**ACTIVITY**.
Every entry below is to be copied exactly as written.

**INPUT**.
· · · · · · ·

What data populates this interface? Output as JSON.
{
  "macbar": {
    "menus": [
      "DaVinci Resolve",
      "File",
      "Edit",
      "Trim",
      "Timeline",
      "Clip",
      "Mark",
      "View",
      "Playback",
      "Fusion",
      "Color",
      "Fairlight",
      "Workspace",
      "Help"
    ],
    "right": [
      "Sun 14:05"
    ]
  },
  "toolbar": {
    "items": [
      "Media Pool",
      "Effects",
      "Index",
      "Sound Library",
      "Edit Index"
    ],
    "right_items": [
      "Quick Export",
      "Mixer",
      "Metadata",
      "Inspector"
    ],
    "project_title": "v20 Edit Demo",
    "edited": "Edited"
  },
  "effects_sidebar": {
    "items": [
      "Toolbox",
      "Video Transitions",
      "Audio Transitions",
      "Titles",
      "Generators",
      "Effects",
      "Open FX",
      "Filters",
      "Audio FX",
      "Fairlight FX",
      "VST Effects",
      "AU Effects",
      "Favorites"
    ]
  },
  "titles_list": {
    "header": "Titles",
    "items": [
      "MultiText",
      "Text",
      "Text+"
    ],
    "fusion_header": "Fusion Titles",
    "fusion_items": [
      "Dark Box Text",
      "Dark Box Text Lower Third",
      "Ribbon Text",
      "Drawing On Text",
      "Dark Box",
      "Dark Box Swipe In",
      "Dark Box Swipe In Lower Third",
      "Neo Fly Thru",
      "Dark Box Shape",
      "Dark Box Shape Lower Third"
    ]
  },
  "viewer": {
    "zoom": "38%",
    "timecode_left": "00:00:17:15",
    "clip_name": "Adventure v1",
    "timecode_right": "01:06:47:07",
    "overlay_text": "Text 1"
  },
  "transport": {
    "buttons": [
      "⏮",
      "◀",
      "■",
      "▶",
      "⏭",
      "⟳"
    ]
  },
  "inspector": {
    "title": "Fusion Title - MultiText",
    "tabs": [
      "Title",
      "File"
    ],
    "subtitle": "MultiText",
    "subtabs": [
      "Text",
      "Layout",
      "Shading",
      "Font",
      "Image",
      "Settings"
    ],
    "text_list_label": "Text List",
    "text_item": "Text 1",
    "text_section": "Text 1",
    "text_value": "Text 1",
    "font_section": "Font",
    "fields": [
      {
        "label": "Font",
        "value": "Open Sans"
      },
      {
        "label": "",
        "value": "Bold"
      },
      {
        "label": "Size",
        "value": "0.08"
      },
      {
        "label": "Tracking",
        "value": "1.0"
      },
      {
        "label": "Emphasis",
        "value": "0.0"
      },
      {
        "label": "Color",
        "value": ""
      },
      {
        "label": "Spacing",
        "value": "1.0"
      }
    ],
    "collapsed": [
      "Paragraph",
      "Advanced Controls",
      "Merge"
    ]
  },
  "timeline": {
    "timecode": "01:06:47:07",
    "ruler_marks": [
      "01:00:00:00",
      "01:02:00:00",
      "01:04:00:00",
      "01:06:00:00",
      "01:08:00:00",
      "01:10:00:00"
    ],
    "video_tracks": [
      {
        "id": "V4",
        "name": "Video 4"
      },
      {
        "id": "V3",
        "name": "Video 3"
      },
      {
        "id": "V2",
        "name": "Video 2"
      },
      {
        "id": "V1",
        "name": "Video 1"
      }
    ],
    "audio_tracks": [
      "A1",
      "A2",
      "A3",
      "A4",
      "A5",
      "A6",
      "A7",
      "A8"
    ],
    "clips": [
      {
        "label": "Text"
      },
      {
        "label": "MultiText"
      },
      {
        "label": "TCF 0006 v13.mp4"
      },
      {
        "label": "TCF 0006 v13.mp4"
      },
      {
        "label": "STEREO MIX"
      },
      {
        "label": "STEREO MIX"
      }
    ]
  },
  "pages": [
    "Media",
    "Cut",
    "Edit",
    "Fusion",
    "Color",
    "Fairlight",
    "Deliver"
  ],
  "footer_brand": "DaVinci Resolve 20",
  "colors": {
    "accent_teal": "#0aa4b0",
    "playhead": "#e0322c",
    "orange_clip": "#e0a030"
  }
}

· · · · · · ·

**SOLUTION FOR THIS EXERCISE**.
What data populates this interface? Output as JSON.
{
  "macbar": {
    "menus": [
      "DaVinci Resolve",
      "File",
      "Edit",
      "Trim",
      "Timeline",
      "Clip",
      "Mark",
      "View",
      "Playback",
      "Fusion",
      "Color",
      "Fairlight",
      "Workspace",
      "Help"
    ],
    "right": [
      "Sun 14:05"
    ]
  },
  "toolbar": {
    "items": [
      "Media Pool",
      "Effects",
      "Index",
      "Sound Library",
      "Edit Index"
    ],
    "right_items": [
      "Quick Export",
      "Mixer",
      "Metadata",
      "Inspector"
    ],
    "project_title": "v20 Edit Demo",
    "edited": "Edited"
  },
  "effects_sidebar": {
    "items": [
      "Toolbox",
      "Video Transitions",
      "Audio Transitions",
      "Titles",
      "Generators",
      "Effects",
      "Open FX",
      "Filters",
      "Audio FX",
      "Fairlight FX",
      "VST Effects",
      "AU Effects",
      "Favorites"
    ]
  },
  "titles_list": {
    "header": "Titles",
    "items": [
      "MultiText",
      "Text",
      "Text+"
    ],
    "fusion_header": "Fusion Titles",
    "fusion_items": [
      "Dark Box Text",
      "Dark Box Text Lower Third",
      "Ribbon Text",
      "Drawing On Text",
      "Dark Box",
      "Dark Box Swipe In",
      "Dark Box Swipe In Lower Third",
      "Neo Fly Thru",
      "Dark Box Shape",
      "Dark Box Shape Lower Third"
    ]
  },
  "viewer": {
    "zoom": "38%",
    "timecode_left": "00:00:17:15",
    "clip_name": "Adventure v1",
    "timecode_right": "01:06:47:07",
    "overlay_text": "Text 1"
  },
  "transport": {
    "buttons": [
      "⏮",
      "◀",
      "■",
      "▶",
      "⏭",
      "⟳"
    ]
  },
  "inspector": {
    "title": "Fusion Title - MultiText",
    "tabs": [
      "Title",
      "File"
    ],
    "subtitle": "MultiText",
    "subtabs": [
      "Text",
      "Layout",
      "Shading",
      "Font",
      "Image",
      "Settings"
    ],
    "text_list_label": "Text List",
    "text_item": "Text 1",
    "text_section": "Text 1",
    "text_value": "Text 1",
    "font_section": "Font",
    "fields": [
      {
        "label": "Font",
        "value": "Open Sans"
      },
      {
        "label": "",
        "value": "Bold"
      },
      {
        "label": "Size",
        "value": "0.08"
      },
      {
        "label": "Tracking",
        "value": "1.0"
      },
      {
        "label": "Emphasis",
        "value": "0.0"
      },
      {
        "label": "Color",
        "value": ""
      },
      {
        "label": "Spacing",
        "value": "1.0"
      }
    ],
    "collapsed": [
      "Paragraph",
      "Advanced Controls",
      "Merge"
    ]
  },
  "timeline": {
    "timecode": "01:06:47:07",
    "ruler_marks": [
      "01:00:00:00",
      "01:02:00:00",
      "01:04:00:00",
      "01:06:00:00",
      "01:08:00:00",
      "01:10:00:00"
    ],
    "video_tracks": [
      {
        "id": "V4",
        "name": "Video 4"
      },
      {
        "id": "V3",
        "name": "Video 3"
      },
      {
        "id": "V2",
        "name": "Video 2"
      },
      {
        "id": "V1",
        "name": "Video 1"
      }
    ],
    "audio_tracks": [
      "A1",
      "A2",
      "A3",
      "A4",
      "A5",
      "A6",
      "A7",
      "A8"
    ],
    "clips": [
      {
        "label": "Text"
      },
      {
        "label": "MultiText"
      },
      {
        "label": "TCF 0006 v13.mp4"
      },
      {
        "label": "TCF 0006 v13.mp4"
      },
      {
        "label": "STEREO MIX"
      },
      {
        "label": "STEREO MIX"
      }
    ]
  },
  "pages": [
    "Media",
    "Cut",
    "Edit",
    "Fusion",
    "Color",
    "Fairlight",
    "Deliver"
  ],
  "footer_brand": "DaVinci Resolve 20",
  "colors": {
    "accent_teal": "#0aa4b0",
    "playhead": "#e0322c",
    "orange_clip": "#e0a030"
  }
}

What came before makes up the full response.